Entries from a dataset of interfaces:
§ §

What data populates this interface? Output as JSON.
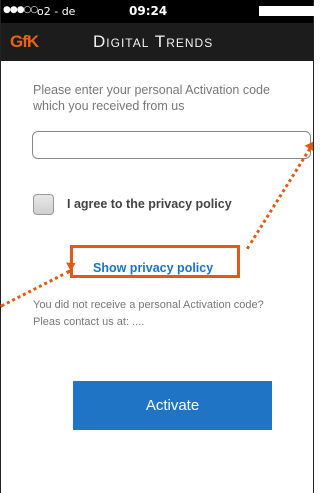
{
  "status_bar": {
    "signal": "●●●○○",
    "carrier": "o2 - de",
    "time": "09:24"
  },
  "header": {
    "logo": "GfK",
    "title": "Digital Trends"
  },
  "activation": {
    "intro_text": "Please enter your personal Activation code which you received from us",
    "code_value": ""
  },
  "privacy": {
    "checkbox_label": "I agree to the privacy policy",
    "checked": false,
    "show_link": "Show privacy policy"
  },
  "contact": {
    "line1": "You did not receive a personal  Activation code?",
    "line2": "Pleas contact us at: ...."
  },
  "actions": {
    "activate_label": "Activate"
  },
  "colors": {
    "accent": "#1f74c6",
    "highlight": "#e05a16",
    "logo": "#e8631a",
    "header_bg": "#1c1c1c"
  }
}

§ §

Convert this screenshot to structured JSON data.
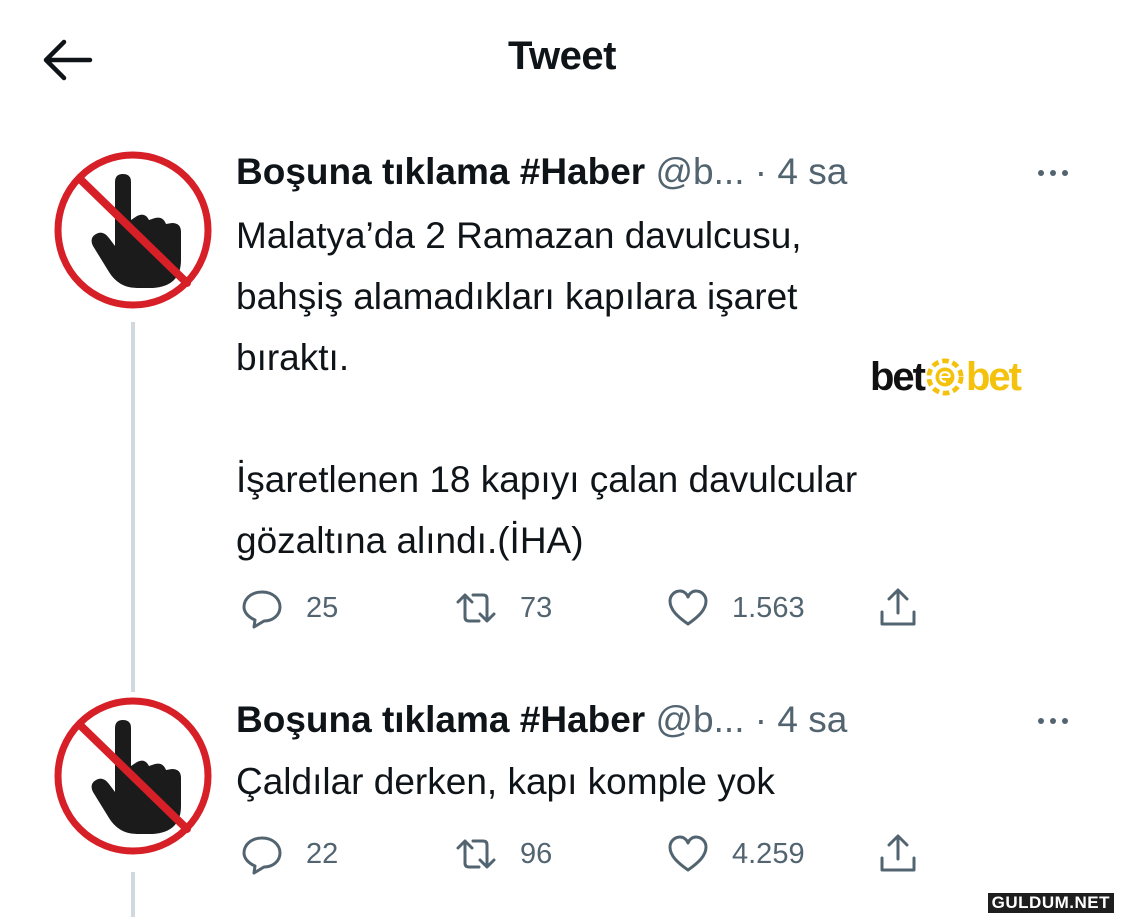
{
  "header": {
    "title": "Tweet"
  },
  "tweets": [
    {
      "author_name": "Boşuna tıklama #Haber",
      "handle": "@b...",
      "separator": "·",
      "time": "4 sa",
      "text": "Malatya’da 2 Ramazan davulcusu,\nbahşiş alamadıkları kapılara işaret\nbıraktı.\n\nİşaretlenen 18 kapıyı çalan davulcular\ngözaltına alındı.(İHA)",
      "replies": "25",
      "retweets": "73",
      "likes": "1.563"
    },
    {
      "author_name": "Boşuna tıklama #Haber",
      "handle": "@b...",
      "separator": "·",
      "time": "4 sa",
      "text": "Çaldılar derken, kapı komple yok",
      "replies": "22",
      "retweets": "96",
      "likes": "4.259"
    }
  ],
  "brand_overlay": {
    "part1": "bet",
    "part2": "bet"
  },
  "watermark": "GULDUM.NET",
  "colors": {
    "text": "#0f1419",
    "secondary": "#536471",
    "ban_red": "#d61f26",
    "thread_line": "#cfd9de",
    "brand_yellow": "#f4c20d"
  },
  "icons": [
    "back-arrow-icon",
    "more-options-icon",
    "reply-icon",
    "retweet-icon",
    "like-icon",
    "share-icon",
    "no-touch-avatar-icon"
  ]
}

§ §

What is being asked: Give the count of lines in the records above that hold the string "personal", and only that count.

Output: 2